Reuters: France, Britain and Germany failed to reach a deal with Iran on Wednesday under which Tehran would scrap its uranium enrichment program in exchange for nuclear power technology, but the two sides agreed to meet again.
Talks in Vienna on the European proposal ended without agreement, but Britain and Iran said the talks had been constructive.
AFP: Iran said Wednesday a heavy water plant will go online within a month near the central city of Arak, despite international pressure for Tehran to suspend such nuclear-related activities.
"With two out of three units already operational, we are currently able to produce heavy water with 15 percent," said the plant's research and development chief, Manoushehr Madadi, the state news agency IRNA reported.
UPI: An Iranian opposition group claims Iranian leader Ayatollah Ali Khamenei has ordered the secret continuation of nuclear weapons development.
Speaking to reporters in Paris, Mohammad Mohaddessin, chairman of the National Council of Resistance of Iran, said the Iranian regime is "playing a double game" with Europe as the U.N. International Atomic Energy Agency keeps an uneasy eye on the country's nuclear possessions.
AFP: Iran returned to talks here Wednesday with Europe's three heavyweight countries aimed at resolving a long-running dispute over its nuclear program, although diplomats were sceptical of a breakthrough.
The meeting started behind closed doors at the French embassy in Vienna, a French diplomat said shortly after midday (1000 GMT).
AFP: Iran's supreme guide Ayatollah Ali Khamenei warned Wednesday that Tehran could break off nuclear talks with the international community if "illogical demands" were made such as long-term suspension of uranium enrichment.
The Washington Times: The Iranian opposition group that exposed the nation's covert nuclear weapons program two years ago said yesterday that supreme leader Ayatollah Ali Khamenei has ordered the effort to continue in secret.
The opposition group, the National Council of Resistance of Iran (NCRI), also disclosed the existence of what it said is a new uranium enrichment facility in central Iran that is nearing completion.
Christian Science Monitor: I asked a visiting editor from Azerbaijan a few days ago what his countrymen's principal concerns were. One of the most significant, he said, was that the US might use Azerbaijan as a base for the US to invade neighboring Iran.

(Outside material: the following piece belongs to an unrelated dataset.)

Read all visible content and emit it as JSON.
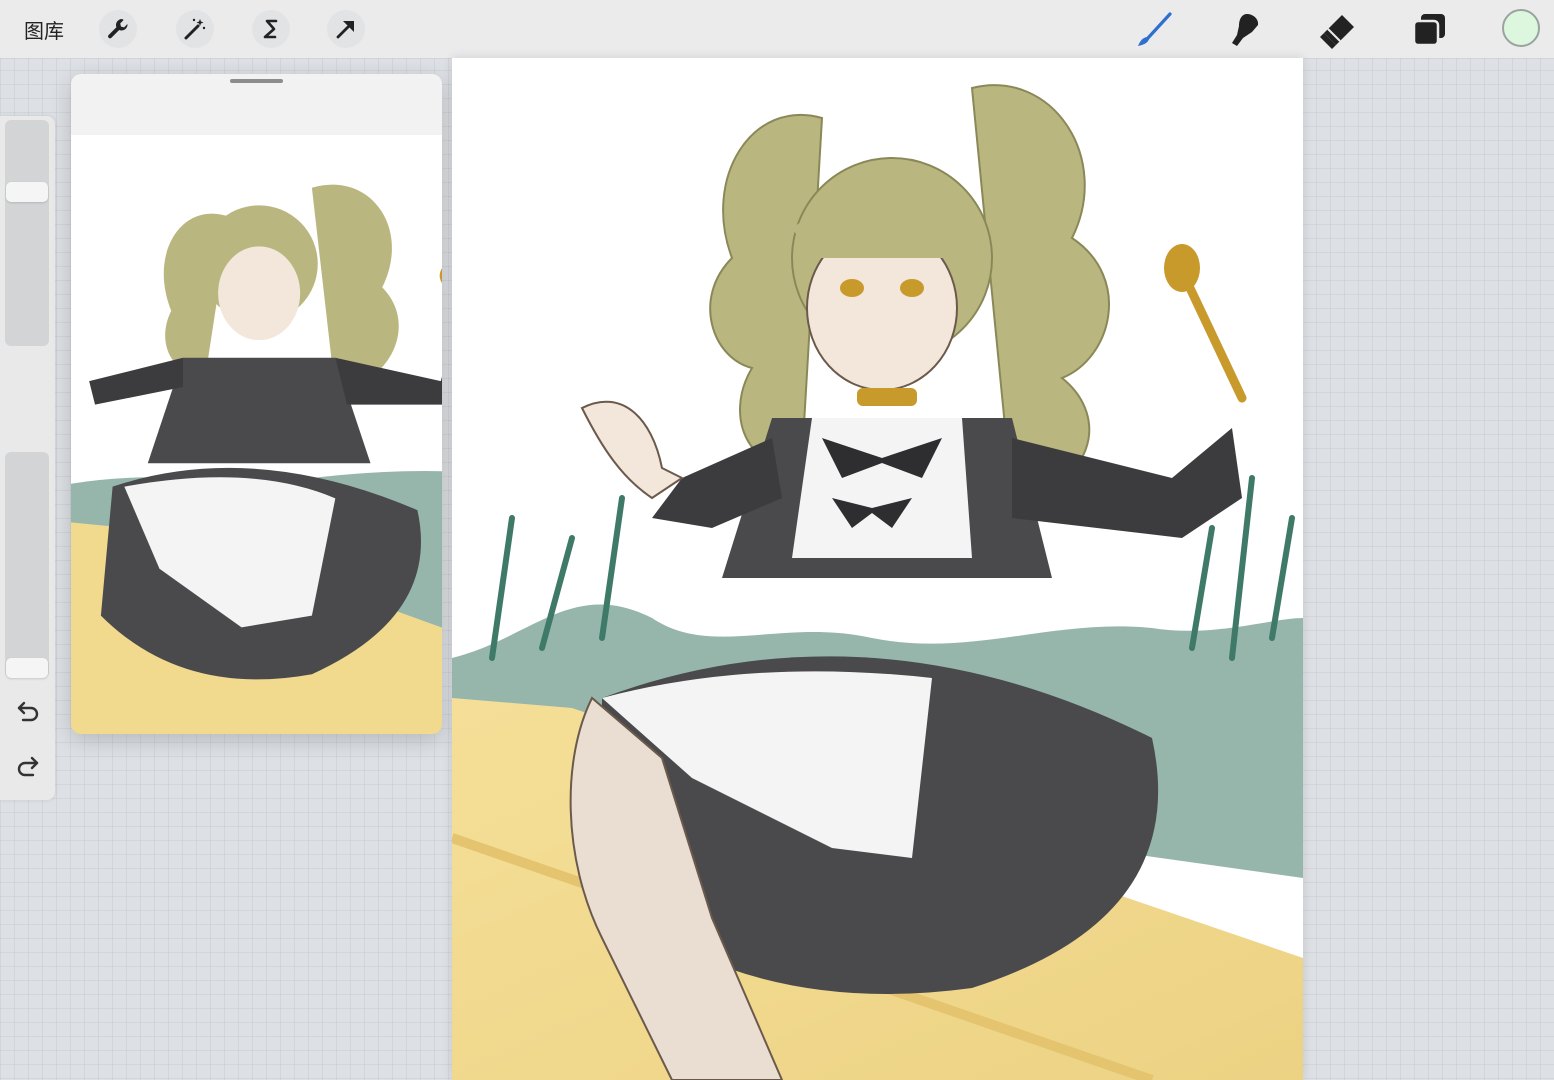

While that might seem fanciful, given that the US military is already overextended in Iraq, Iran certainly seems likely to be high on the foreign policy agenda of whoever is the next US president.
Associated Press: European negotiators resume talks with Iran on Wednesday on a last-chance offer of incentives aimed at getting Tehran to stop enriching uranium and avoid the threat of possible UN sanctions.
The new round of talks comes as Iran hints it may voluntarily suspend some unspecified nuclear activities in an attempt to reach a compromise with the Europeans.
AFP: Iran could take months to agree to a European request not to resume uranium enrichment, a nuclear negotiation spokesman said Tuesday, saying the offer was riddled with ambiguities and must be more balanced. "There are many ambiguities in the European proposal ... We are waiting for an answer from the Europeans on our questions before we can decide (to accept it)," Hossein Moussavian told AFP by telephone from Vienna.
Washington Times - Editorial: Today, negotiators from France, Germany and the United Kingdom are set to resume talks with Iran over that country's nuclear ambitions. If top Iranian officials' remarks over the weekend indicate anything, it is that these talks, like the ones that preceded it, are likely to fail. The good news is that the Europeans are starting to notice.
The Guardian: Iranian hardliners escalated the war of nerves with the west over nuclear bomb materials yesterday, introducing a fast-track bill that would pledge the regime to push ahead with uranium enrichment.
On the eve of crucial talks in Vienna today between Iran and the EU on how to defuse the crisis, the bill also called on the ...
Reuters: Hardline lawmakers, who control a majority in Iran's parliament, on Tuesday introduced a bill which would force the government to resume uranium enrichment and halt snap U.N. inspections of nuclear facilities.